TASK - Every line of the data must appear again in the answer, exactly as written.

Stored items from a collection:
★ ★ ★ ★

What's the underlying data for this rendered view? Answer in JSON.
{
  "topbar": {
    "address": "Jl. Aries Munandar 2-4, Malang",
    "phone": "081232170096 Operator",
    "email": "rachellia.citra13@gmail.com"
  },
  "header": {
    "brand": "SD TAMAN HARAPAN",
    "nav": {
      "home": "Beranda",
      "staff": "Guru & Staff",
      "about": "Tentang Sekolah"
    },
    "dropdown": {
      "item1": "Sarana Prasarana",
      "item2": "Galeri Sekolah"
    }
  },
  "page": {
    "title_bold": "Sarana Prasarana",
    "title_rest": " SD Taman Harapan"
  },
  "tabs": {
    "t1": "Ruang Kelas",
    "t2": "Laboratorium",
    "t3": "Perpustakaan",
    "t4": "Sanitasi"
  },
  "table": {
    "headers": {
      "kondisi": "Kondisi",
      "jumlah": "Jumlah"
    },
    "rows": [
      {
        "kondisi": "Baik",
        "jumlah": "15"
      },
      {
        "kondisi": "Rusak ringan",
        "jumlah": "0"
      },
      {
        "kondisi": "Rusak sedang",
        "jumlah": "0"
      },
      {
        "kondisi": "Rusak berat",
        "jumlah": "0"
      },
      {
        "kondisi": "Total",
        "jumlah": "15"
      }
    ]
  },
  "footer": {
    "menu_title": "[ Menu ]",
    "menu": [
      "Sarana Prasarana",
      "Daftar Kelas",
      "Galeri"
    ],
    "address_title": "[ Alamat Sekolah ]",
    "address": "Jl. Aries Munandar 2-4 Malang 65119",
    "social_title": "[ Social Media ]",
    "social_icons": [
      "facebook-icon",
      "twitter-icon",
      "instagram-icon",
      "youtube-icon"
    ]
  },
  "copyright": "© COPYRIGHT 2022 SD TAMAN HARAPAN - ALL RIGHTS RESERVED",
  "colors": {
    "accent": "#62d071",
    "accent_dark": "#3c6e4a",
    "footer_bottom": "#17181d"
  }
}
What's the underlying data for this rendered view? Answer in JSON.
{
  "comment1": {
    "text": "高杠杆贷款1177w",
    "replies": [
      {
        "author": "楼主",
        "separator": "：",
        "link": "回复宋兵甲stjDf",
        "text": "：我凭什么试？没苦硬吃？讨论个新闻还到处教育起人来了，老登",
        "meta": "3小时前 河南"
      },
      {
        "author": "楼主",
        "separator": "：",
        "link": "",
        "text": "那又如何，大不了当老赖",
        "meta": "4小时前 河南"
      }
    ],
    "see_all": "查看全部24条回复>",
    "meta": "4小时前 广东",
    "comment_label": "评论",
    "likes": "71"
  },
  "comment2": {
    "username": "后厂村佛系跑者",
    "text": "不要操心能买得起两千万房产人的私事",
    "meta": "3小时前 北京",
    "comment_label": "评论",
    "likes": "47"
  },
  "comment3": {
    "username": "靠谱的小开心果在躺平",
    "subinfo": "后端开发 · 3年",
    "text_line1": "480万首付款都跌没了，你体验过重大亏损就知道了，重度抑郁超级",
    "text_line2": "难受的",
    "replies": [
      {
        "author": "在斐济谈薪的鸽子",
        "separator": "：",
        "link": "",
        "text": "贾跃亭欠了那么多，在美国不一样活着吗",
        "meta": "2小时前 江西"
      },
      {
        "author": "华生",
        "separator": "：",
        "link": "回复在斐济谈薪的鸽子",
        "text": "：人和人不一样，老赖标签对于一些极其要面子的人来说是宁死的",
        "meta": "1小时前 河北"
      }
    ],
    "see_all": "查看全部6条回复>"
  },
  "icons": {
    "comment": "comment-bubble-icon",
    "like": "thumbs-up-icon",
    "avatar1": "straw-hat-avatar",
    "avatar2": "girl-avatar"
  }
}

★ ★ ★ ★

SOLUTION TO THIS EXERCISE -
What's the underlying data for this rendered view? Answer in JSON.
{
  "topbar": {
    "address": "Jl. Aries Munandar 2-4, Malang",
    "phone": "081232170096 Operator",
    "email": "rachellia.citra13@gmail.com"
  },
  "header": {
    "brand": "SD TAMAN HARAPAN",
    "nav": {
      "home": "Beranda",
      "staff": "Guru & Staff",
      "about": "Tentang Sekolah"
    },
    "dropdown": {
      "item1": "Sarana Prasarana",
      "item2": "Galeri Sekolah"
    }
  },
  "page": {
    "title_bold": "Sarana Prasarana",
    "title_rest": " SD Taman Harapan"
  },
  "tabs": {
    "t1": "Ruang Kelas",
    "t2": "Laboratorium",
    "t3": "Perpustakaan",
    "t4": "Sanitasi"
  },
  "table": {
    "headers": {
      "kondisi": "Kondisi",
      "jumlah": "Jumlah"
    },
    "rows": [
      {
        "kondisi": "Baik",
        "jumlah": "15"
      },
      {
        "kondisi": "Rusak ringan",
        "jumlah": "0"
      },
      {
        "kondisi": "Rusak sedang",
        "jumlah": "0"
      },
      {
        "kondisi": "Rusak berat",
        "jumlah": "0"
      },
      {
        "kondisi": "Total",
        "jumlah": "15"
      }
    ]
  },
  "footer": {
    "menu_title": "[ Menu ]",
    "menu": [
      "Sarana Prasarana",
      "Daftar Kelas",
      "Galeri"
    ],
    "address_title": "[ Alamat Sekolah ]",
    "address": "Jl. Aries Munandar 2-4 Malang 65119",
    "social_title": "[ Social Media ]",
    "social_icons": [
      "facebook-icon",
      "twitter-icon",
      "instagram-icon",
      "youtube-icon"
    ]
  },
  "copyright": "© COPYRIGHT 2022 SD TAMAN HARAPAN - ALL RIGHTS RESERVED",
  "colors": {
    "accent": "#62d071",
    "accent_dark": "#3c6e4a",
    "footer_bottom": "#17181d"
  }
}
What's the underlying data for this rendered view? Answer in JSON.
{
  "comment1": {
    "text": "高杠杆贷款1177w",
    "replies": [
      {
        "author": "楼主",
        "separator": "：",
        "link": "回复宋兵甲stjDf",
        "text": "：我凭什么试？没苦硬吃？讨论个新闻还到处教育起人来了，老登",
        "meta": "3小时前 河南"
      },
      {
        "author": "楼主",
        "separator": "：",
        "link": "",
        "text": "那又如何，大不了当老赖",
        "meta": "4小时前 河南"
      }
    ],
    "see_all": "查看全部24条回复>",
    "meta": "4小时前 广东",
    "comment_label": "评论",
    "likes": "71"
  },
  "comment2": {
    "username": "后厂村佛系跑者",
    "text": "不要操心能买得起两千万房产人的私事",
    "meta": "3小时前 北京",
    "comment_label": "评论",
    "likes": "47"
  },
  "comment3": {
    "username": "靠谱的小开心果在躺平",
    "subinfo": "后端开发 · 3年",
    "text_line1": "480万首付款都跌没了，你体验过重大亏损就知道了，重度抑郁超级",
    "text_line2": "难受的",
    "replies": [
      {
        "author": "在斐济谈薪的鸽子",
        "separator": "：",
        "link": "",
        "text": "贾跃亭欠了那么多，在美国不一样活着吗",
        "meta": "2小时前 江西"
      },
      {
        "author": "华生",
        "separator": "：",
        "link": "回复在斐济谈薪的鸽子",
        "text": "：人和人不一样，老赖标签对于一些极其要面子的人来说是宁死的",
        "meta": "1小时前 河北"
      }
    ],
    "see_all": "查看全部6条回复>"
  },
  "icons": {
    "comment": "comment-bubble-icon",
    "like": "thumbs-up-icon",
    "avatar1": "straw-hat-avatar",
    "avatar2": "girl-avatar"
  }
}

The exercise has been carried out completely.